Brazil’s Truth Commission, which is investigating human rights abuses committed during the nation’s military dictatorship, said Wednesday it’s looking into the death of former President Juscelino Kubitschek, who died in a 1976 car accident.
Over the years, some prominent Brazilian officials have said they suspect that the death of Kubitschek, who oversaw the creation of his nation’s new capital city, Brasilia, in the early 1960s, was a set-up ordered by the military regime.
A Truth Commission official said by telephone the investigation into Kubitschek’s death began late last year after the bar association of Minas Gerais state delivered a report saying his death was ordered by Brazil’s 1964-1985 military regime.
Bradley Brooks-Miami Herald, 04/21/10
Renato de Jesus gives a tour of the trash-strewn lot where he has lived all his life, just yards (meters) from Brasilia’s gleaming federal government promenade built 50 years ago as an emblem of the South American country’s promise.
The 30-year-old shows the places behind the ministry offices where he rummages through garbage, collecting enough paper and plastic to earn $200 a month from recycling. He is so grimy, he sheepishly dismisses a hand outstretched in greeting, explaining he does not want to spread the filth.
“I still have the hope that Brasilia was built on,” said de Jesus, his 18-month old daughter grasping his leg while his young, pregnant wife quietly sits outside the family tent of black and blue plastic sheeting. “I’m not asking for the life of a rich man.

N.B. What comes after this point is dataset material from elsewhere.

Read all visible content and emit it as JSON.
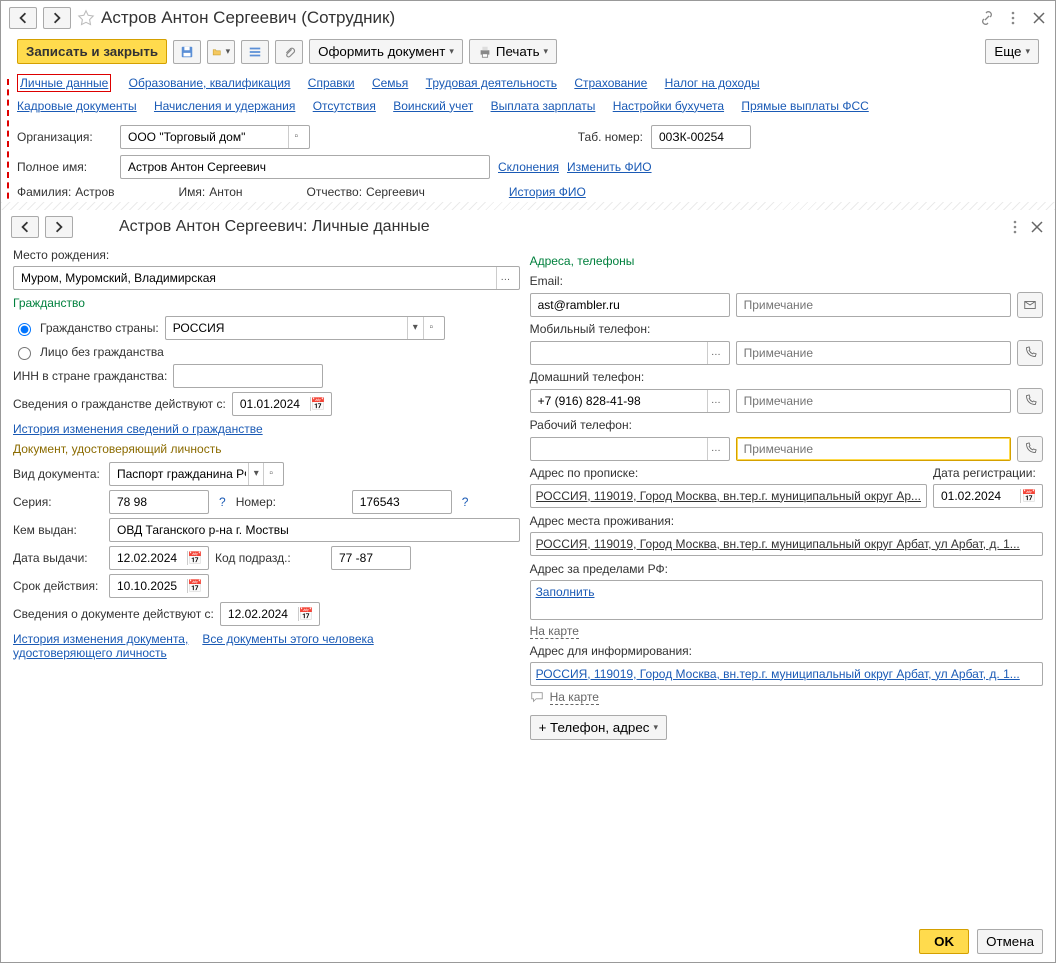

But I do want to live with dignity.”
Brasilia, built from scratch 600 miles (965 kilometers) inland, was envisioned as the dream city, a transformational project to thrust Latin America’s largest nation ahead with a modern capital in the wilds of Brazil’s vast, interior savanna.